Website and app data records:
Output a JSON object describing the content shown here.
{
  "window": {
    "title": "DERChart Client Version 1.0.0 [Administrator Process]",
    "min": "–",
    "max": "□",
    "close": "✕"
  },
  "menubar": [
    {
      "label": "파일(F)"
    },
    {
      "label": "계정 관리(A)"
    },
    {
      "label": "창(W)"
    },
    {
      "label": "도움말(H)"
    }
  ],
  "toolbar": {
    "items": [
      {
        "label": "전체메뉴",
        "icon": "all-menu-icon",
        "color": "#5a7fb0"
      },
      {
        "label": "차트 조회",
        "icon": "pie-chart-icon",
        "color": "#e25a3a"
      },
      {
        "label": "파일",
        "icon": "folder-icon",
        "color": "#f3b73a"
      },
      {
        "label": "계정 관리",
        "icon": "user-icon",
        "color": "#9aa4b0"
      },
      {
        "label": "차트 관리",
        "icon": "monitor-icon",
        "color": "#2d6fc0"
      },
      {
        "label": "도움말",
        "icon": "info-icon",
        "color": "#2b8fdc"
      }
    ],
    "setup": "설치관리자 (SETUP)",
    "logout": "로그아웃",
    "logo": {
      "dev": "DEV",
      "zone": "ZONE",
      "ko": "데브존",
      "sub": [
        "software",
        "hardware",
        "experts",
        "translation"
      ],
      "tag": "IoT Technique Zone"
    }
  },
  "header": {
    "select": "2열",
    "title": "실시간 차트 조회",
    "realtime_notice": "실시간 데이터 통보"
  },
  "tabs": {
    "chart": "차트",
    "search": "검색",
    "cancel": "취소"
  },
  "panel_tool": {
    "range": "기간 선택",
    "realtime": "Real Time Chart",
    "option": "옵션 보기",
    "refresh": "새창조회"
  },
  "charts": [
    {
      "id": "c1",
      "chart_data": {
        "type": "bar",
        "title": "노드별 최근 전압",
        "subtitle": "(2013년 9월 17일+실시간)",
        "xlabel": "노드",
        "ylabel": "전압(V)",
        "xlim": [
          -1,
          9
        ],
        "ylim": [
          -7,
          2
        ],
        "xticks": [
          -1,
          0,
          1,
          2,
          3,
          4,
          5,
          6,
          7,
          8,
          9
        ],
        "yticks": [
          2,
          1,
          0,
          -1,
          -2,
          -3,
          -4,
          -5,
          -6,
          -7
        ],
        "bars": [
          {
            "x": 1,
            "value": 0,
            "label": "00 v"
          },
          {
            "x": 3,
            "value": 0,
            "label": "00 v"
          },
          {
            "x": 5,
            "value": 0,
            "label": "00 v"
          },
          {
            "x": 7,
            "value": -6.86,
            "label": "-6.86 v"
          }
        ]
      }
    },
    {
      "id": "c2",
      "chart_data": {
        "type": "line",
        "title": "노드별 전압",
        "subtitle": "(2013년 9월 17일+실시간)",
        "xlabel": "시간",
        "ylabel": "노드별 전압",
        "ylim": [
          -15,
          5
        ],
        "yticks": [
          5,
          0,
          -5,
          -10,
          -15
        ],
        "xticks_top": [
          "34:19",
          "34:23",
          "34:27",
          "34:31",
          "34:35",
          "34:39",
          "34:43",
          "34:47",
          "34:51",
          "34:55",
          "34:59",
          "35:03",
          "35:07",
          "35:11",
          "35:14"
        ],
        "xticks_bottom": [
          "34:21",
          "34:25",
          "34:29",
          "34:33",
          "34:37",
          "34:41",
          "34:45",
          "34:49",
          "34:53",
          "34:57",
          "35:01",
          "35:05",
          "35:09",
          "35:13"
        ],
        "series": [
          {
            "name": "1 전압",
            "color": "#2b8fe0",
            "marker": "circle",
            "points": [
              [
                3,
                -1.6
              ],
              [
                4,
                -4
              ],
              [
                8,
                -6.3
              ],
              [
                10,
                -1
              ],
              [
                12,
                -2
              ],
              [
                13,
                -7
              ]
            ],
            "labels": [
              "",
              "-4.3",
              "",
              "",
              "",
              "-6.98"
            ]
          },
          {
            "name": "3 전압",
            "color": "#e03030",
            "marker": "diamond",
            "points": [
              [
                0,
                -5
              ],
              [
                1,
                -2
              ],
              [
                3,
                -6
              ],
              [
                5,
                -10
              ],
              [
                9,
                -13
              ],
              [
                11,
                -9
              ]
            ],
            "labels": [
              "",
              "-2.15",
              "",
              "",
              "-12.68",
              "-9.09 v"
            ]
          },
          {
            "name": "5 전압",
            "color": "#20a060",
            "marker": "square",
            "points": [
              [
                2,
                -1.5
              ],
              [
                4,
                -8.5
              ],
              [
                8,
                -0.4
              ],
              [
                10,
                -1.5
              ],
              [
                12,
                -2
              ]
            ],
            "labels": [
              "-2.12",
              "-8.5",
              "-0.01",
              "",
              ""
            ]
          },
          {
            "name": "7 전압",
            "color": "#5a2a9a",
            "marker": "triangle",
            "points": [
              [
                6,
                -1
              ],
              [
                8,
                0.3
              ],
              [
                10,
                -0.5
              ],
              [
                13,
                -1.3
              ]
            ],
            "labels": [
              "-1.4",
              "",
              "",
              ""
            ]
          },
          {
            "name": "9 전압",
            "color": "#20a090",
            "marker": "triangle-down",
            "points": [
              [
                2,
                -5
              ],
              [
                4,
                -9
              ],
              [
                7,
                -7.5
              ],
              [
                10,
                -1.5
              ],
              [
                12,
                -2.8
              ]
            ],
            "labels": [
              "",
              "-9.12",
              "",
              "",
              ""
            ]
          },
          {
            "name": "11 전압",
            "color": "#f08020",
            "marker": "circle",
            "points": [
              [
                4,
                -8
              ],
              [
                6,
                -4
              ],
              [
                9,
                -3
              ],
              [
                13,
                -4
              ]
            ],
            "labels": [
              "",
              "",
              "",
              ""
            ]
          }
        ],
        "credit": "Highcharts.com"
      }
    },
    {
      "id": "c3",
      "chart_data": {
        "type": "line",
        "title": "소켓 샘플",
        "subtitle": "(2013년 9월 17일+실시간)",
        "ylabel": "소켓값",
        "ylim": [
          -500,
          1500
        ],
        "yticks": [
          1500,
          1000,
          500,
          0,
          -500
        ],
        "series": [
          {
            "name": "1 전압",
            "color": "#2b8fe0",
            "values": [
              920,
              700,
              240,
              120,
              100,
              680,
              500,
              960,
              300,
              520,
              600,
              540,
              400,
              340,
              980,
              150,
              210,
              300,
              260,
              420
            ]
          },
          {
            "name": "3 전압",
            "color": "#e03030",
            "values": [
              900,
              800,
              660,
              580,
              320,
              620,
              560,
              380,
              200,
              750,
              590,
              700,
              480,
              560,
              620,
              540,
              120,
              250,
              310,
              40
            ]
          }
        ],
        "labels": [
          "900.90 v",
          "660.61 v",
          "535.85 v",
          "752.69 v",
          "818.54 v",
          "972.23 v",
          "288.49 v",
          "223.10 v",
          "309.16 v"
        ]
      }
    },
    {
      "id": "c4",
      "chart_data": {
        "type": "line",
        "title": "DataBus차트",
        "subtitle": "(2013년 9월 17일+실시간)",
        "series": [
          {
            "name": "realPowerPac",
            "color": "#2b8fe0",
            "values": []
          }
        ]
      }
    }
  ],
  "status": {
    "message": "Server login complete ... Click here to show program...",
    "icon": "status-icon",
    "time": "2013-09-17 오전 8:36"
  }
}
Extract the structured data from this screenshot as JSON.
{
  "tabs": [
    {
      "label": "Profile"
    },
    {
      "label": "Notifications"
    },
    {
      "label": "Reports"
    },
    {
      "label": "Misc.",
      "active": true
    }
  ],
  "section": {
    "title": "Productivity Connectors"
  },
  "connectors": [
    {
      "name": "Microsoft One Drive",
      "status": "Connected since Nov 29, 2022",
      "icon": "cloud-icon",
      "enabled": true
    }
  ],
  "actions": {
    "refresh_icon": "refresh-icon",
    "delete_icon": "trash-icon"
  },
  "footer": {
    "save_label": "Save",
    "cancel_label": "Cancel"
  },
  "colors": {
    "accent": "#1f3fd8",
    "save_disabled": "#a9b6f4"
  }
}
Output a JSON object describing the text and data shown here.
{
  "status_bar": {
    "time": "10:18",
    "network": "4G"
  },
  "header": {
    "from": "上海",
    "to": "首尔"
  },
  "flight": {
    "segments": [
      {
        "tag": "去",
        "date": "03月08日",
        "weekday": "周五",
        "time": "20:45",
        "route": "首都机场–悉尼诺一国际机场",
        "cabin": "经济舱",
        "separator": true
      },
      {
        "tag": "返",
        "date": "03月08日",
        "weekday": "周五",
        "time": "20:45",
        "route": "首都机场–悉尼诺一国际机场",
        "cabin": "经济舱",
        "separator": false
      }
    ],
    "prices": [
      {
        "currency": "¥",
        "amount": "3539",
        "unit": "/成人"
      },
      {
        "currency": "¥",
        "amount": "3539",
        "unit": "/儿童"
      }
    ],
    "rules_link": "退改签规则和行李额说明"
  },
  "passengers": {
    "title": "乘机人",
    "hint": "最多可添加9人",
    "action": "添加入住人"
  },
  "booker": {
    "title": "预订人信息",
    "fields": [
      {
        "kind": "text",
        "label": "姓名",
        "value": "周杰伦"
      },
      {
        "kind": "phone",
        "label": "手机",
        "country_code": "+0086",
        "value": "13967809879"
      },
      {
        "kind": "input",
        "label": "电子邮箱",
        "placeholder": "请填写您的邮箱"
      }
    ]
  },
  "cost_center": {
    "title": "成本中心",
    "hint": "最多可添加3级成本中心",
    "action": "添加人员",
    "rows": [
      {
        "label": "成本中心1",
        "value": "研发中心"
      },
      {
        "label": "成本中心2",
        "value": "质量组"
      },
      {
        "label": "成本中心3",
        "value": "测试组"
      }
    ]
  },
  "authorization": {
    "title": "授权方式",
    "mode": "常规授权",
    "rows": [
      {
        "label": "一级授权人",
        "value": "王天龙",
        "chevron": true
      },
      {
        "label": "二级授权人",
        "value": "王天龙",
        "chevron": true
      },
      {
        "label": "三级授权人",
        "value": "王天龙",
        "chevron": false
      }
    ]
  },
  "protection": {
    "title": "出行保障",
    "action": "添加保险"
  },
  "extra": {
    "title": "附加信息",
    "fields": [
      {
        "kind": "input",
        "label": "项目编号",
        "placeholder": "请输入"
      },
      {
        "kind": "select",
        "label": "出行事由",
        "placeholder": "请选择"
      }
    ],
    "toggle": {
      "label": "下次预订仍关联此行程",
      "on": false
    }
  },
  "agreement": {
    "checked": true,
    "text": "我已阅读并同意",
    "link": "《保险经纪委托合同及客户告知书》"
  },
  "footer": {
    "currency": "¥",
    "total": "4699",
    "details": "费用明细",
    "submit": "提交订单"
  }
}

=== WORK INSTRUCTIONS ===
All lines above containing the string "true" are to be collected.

=== RESPONSE ===
      "active": true
      "enabled": true
        "separator": true
        "chevron": true
        "chevron": true
    "checked": true,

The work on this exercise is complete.